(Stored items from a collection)
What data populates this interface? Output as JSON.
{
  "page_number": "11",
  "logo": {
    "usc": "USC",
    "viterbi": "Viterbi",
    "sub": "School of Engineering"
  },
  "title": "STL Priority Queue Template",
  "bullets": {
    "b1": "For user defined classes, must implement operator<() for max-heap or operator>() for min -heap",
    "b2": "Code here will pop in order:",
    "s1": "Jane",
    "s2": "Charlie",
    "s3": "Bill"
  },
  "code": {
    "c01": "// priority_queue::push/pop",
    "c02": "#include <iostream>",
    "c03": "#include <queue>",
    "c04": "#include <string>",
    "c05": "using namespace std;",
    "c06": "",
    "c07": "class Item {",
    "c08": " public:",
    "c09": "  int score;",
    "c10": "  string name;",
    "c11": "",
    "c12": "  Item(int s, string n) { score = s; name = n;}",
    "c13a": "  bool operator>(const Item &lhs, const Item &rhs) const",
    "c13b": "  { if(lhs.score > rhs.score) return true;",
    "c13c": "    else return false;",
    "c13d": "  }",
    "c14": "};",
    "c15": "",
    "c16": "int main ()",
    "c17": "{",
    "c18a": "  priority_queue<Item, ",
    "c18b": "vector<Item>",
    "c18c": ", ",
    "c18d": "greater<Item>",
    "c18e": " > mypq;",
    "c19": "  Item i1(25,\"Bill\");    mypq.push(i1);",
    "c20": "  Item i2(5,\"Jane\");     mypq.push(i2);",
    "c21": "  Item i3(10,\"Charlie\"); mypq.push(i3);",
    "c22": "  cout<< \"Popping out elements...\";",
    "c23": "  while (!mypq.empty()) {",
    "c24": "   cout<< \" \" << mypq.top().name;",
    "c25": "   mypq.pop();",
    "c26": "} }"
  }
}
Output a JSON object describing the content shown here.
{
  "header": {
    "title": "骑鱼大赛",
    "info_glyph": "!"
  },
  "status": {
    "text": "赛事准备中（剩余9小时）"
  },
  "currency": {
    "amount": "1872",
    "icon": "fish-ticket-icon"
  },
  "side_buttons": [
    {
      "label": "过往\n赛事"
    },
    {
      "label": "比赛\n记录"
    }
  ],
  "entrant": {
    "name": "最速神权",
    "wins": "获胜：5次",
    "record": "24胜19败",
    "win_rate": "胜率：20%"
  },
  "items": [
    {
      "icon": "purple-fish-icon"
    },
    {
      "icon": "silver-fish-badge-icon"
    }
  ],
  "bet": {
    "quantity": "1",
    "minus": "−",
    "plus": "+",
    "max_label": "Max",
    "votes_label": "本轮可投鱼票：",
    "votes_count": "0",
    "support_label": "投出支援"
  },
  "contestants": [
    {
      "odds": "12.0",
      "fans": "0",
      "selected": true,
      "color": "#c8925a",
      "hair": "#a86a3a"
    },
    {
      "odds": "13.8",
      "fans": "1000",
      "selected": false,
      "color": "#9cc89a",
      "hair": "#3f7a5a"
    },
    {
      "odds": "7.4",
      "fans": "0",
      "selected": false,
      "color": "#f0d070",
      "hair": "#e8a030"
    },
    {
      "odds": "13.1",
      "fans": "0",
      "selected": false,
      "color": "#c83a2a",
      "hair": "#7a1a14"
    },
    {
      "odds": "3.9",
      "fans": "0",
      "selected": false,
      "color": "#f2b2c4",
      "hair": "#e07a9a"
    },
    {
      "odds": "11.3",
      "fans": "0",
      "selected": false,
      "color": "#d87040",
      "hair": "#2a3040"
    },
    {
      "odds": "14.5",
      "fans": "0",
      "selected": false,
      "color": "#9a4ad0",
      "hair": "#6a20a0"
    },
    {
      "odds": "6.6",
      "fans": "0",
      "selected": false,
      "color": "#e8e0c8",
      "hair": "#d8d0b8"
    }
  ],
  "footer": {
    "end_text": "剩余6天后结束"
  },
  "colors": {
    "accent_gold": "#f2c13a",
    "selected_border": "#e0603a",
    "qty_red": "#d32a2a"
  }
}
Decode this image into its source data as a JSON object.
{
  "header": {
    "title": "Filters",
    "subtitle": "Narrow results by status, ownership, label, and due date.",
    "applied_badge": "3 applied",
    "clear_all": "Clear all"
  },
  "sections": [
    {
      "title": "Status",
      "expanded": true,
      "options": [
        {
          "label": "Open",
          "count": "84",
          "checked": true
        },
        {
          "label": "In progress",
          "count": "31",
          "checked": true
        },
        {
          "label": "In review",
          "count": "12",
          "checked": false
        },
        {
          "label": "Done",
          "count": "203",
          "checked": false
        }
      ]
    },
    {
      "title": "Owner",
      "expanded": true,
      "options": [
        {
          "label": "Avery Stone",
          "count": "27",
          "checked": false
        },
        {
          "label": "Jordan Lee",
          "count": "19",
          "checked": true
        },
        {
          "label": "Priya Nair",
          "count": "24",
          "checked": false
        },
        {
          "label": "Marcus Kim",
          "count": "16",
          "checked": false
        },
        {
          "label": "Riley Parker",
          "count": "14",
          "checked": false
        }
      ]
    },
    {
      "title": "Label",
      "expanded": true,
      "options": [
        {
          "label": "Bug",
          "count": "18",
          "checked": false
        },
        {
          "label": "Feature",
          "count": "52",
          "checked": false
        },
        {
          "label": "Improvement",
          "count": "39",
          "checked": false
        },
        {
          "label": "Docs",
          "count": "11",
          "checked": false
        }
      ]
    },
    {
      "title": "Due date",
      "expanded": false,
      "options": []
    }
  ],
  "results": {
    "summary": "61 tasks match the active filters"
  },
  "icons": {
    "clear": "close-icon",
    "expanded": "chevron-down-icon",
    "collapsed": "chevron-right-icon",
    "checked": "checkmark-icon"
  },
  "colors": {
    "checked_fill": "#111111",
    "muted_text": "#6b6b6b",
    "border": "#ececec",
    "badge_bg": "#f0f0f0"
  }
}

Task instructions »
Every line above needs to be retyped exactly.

Response to this task »
What data populates this interface? Output as JSON.
{
  "page_number": "11",
  "logo": {
    "usc": "USC",
    "viterbi": "Viterbi",
    "sub": "School of Engineering"
  },
  "title": "STL Priority Queue Template",
  "bullets": {
    "b1": "For user defined classes, must implement operator<() for max-heap or operator>() for min -heap",
    "b2": "Code here will pop in order:",
    "s1": "Jane",
    "s2": "Charlie",
    "s3": "Bill"
  },
  "code": {
    "c01": "// priority_queue::push/pop",
    "c02": "#include <iostream>",
    "c03": "#include <queue>",
    "c04": "#include <string>",
    "c05": "using namespace std;",
    "c06": "",
    "c07": "class Item {",
    "c08": " public:",
    "c09": "  int score;",
    "c10": "  string name;",
    "c11": "",
    "c12": "  Item(int s, string n) { score = s; name = n;}",
    "c13a": "  bool operator>(const Item &lhs, const Item &rhs) const",
    "c13b": "  { if(lhs.score > rhs.score) return true;",
    "c13c": "    else return false;",
    "c13d": "  }",
    "c14": "};",
    "c15": "",
    "c16": "int main ()",
    "c17": "{",
    "c18a": "  priority_queue<Item, ",
    "c18b": "vector<Item>",
    "c18c": ", ",
    "c18d": "greater<Item>",
    "c18e": " > mypq;",
    "c19": "  Item i1(25,\"Bill\");    mypq.push(i1);",
    "c20": "  Item i2(5,\"Jane\");     mypq.push(i2);",
    "c21": "  Item i3(10,\"Charlie\"); mypq.push(i3);",
    "c22": "  cout<< \"Popping out elements...\";",
    "c23": "  while (!mypq.empty()) {",
    "c24": "   cout<< \" \" << mypq.top().name;",
    "c25": "   mypq.pop();",
    "c26": "} }"
  }
}
Output a JSON object describing the content shown here.
{
  "header": {
    "title": "骑鱼大赛",
    "info_glyph": "!"
  },
  "status": {
    "text": "赛事准备中（剩余9小时）"
  },
  "currency": {
    "amount": "1872",
    "icon": "fish-ticket-icon"
  },
  "side_buttons": [
    {
      "label": "过往\n赛事"
    },
    {
      "label": "比赛\n记录"
    }
  ],
  "entrant": {
    "name": "最速神权",
    "wins": "获胜：5次",
    "record": "24胜19败",
    "win_rate": "胜率：20%"
  },
  "items": [
    {
      "icon": "purple-fish-icon"
    },
    {
      "icon": "silver-fish-badge-icon"
    }
  ],
  "bet": {
    "quantity": "1",
    "minus": "−",
    "plus": "+",
    "max_label": "Max",
    "votes_label": "本轮可投鱼票：",
    "votes_count": "0",
    "support_label": "投出支援"
  },
  "contestants": [
    {
      "odds": "12.0",
      "fans": "0",
      "selected": true,
      "color": "#c8925a",
      "hair": "#a86a3a"
    },
    {
      "odds": "13.8",
      "fans": "1000",
      "selected": false,
      "color": "#9cc89a",
      "hair": "#3f7a5a"
    },
    {
      "odds": "7.4",
      "fans": "0",
      "selected": false,
      "color": "#f0d070",
      "hair": "#e8a030"
    },
    {
      "odds": "13.1",
      "fans": "0",
      "selected": false,
      "color": "#c83a2a",
      "hair": "#7a1a14"
    },
    {
      "odds": "3.9",
      "fans": "0",
      "selected": false,
      "color": "#f2b2c4",
      "hair": "#e07a9a"
    },
    {
      "odds": "11.3",
      "fans": "0",
      "selected": false,
      "color": "#d87040",
      "hair": "#2a3040"
    },
    {
      "odds": "14.5",
      "fans": "0",
      "selected": false,
      "color": "#9a4ad0",
      "hair": "#6a20a0"
    },
    {
      "odds": "6.6",
      "fans": "0",
      "selected": false,
      "color": "#e8e0c8",
      "hair": "#d8d0b8"
    }
  ],
  "footer": {
    "end_text": "剩余6天后结束"
  },
  "colors": {
    "accent_gold": "#f2c13a",
    "selected_border": "#e0603a",
    "qty_red": "#d32a2a"
  }
}
Decode this image into its source data as a JSON object.
{
  "header": {
    "title": "Filters",
    "subtitle": "Narrow results by status, ownership, label, and due date.",
    "applied_badge": "3 applied",
    "clear_all": "Clear all"
  },
  "sections": [
    {
      "title": "Status",
      "expanded": true,
      "options": [
        {
          "label": "Open",
          "count": "84",
          "checked": true
        },
        {
          "label": "In progress",
          "count": "31",
          "checked": true
        },
        {
          "label": "In review",
          "count": "12",
          "checked": false
        },
        {
          "label": "Done",
          "count": "203",
          "checked": false
        }
      ]
    },
    {
      "title": "Owner",
      "expanded": true,
      "options": [
        {
          "label": "Avery Stone",
          "count": "27",
          "checked": false
        },
        {
          "label": "Jordan Lee",
          "count": "19",
          "checked": true
        },
        {
          "label": "Priya Nair",
          "count": "24",
          "checked": false
        },
        {
          "label": "Marcus Kim",
          "count": "16",
          "checked": false
        },
        {
          "label": "Riley Parker",
          "count": "14",
          "checked": false
        }
      ]
    },
    {
      "title": "Label",
      "expanded": true,
      "options": [
        {
          "label": "Bug",
          "count": "18",
          "checked": false
        },
        {
          "label": "Feature",
          "count": "52",
          "checked": false
        },
        {
          "label": "Improvement",
          "count": "39",
          "checked": false
        },
        {
          "label": "Docs",
          "count": "11",
          "checked": false
        }
      ]
    },
    {
      "title": "Due date",
      "expanded": false,
      "options": []
    }
  ],
  "results": {
    "summary": "61 tasks match the active filters"
  },
  "icons": {
    "clear": "close-icon",
    "expanded": "chevron-down-icon",
    "collapsed": "chevron-right-icon",
    "checked": "checkmark-icon"
  },
  "colors": {
    "checked_fill": "#111111",
    "muted_text": "#6b6b6b",
    "border": "#ececec",
    "badge_bg": "#f0f0f0"
  }
}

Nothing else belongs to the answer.